Task item:
Starting at the first line and ending at the last, output the data exactly.

[Website and app data records]
╭──
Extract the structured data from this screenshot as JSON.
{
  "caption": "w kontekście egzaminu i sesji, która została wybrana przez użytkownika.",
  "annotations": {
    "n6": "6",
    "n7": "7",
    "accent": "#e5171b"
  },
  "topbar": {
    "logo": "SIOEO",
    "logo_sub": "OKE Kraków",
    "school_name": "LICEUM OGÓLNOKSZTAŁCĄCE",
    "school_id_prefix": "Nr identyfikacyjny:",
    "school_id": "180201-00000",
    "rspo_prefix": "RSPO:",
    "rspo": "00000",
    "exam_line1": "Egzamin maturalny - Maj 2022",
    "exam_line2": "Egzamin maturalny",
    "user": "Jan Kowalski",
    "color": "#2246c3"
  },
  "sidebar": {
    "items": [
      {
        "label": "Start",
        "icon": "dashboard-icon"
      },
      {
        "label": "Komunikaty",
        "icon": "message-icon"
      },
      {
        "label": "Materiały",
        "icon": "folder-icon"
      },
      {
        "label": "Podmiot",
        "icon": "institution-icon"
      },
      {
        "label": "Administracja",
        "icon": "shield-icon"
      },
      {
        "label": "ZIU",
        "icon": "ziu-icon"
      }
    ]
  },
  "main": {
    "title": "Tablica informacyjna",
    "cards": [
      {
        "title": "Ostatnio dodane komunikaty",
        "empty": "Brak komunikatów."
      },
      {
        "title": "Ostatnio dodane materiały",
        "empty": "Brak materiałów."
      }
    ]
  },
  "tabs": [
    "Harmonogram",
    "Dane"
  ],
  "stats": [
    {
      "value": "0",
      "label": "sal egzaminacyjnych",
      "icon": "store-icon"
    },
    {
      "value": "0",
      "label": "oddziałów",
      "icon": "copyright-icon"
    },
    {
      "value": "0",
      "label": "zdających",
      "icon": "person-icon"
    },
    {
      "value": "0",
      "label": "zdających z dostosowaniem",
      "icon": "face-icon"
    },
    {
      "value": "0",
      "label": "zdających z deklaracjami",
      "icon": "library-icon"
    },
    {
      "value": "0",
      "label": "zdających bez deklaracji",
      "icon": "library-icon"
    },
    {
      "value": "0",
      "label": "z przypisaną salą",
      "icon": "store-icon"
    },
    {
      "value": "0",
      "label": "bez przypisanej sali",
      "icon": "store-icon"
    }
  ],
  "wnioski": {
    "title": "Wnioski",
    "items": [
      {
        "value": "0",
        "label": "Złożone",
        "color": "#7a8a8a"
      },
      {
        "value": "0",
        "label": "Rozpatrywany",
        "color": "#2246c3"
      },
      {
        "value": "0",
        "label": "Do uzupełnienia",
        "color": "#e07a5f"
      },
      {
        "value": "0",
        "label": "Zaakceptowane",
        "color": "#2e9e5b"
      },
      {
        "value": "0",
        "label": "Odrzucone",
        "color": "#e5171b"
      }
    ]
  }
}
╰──
Answer below:
Extract the structured data from this screenshot as JSON.
{
  "caption": "w kontekście egzaminu i sesji, która została wybrana przez użytkownika.",
  "annotations": {
    "n6": "6",
    "n7": "7",
    "accent": "#e5171b"
  },
  "topbar": {
    "logo": "SIOEO",
    "logo_sub": "OKE Kraków",
    "school_name": "LICEUM OGÓLNOKSZTAŁCĄCE",
    "school_id_prefix": "Nr identyfikacyjny:",
    "school_id": "180201-00000",
    "rspo_prefix": "RSPO:",
    "rspo": "00000",
    "exam_line1": "Egzamin maturalny - Maj 2022",
    "exam_line2": "Egzamin maturalny",
    "user": "Jan Kowalski",
    "color": "#2246c3"
  },
  "sidebar": {
    "items": [
      {
        "label": "Start",
        "icon": "dashboard-icon"
      },
      {
        "label": "Komunikaty",
        "icon": "message-icon"
      },
      {
        "label": "Materiały",
        "icon": "folder-icon"
      },
      {
        "label": "Podmiot",
        "icon": "institution-icon"
      },
      {
        "label": "Administracja",
        "icon": "shield-icon"
      },
      {
        "label": "ZIU",
        "icon": "ziu-icon"
      }
    ]
  },
  "main": {
    "title": "Tablica informacyjna",
    "cards": [
      {
        "title": "Ostatnio dodane komunikaty",
        "empty": "Brak komunikatów."
      },
      {
        "title": "Ostatnio dodane materiały",
        "empty": "Brak materiałów."
      }
    ]
  },
  "tabs": [
    "Harmonogram",
    "Dane"
  ],
  "stats": [
    {
      "value": "0",
      "label": "sal egzaminacyjnych",
      "icon": "store-icon"
    },
    {
      "value": "0",
      "label": "oddziałów",
      "icon": "copyright-icon"
    },
    {
      "value": "0",
      "label": "zdających",
      "icon": "person-icon"
    },
    {
      "value": "0",
      "label": "zdających z dostosowaniem",
      "icon": "face-icon"
    },
    {
      "value": "0",
      "label": "zdających z deklaracjami",
      "icon": "library-icon"
    },
    {
      "value": "0",
      "label": "zdających bez deklaracji",
      "icon": "library-icon"
    },
    {
      "value": "0",
      "label": "z przypisaną salą",
      "icon": "store-icon"
    },
    {
      "value": "0",
      "label": "bez przypisanej sali",
      "icon": "store-icon"
    }
  ],
  "wnioski": {
    "title": "Wnioski",
    "items": [
      {
        "value": "0",
        "label": "Złożone",
        "color": "#7a8a8a"
      },
      {
        "value": "0",
        "label": "Rozpatrywany",
        "color": "#2246c3"
      },
      {
        "value": "0",
        "label": "Do uzupełnienia",
        "color": "#e07a5f"
      },
      {
        "value": "0",
        "label": "Zaakceptowane",
        "color": "#2e9e5b"
      },
      {
        "value": "0",
        "label": "Odrzucone",
        "color": "#e5171b"
      }
    ]
  }
}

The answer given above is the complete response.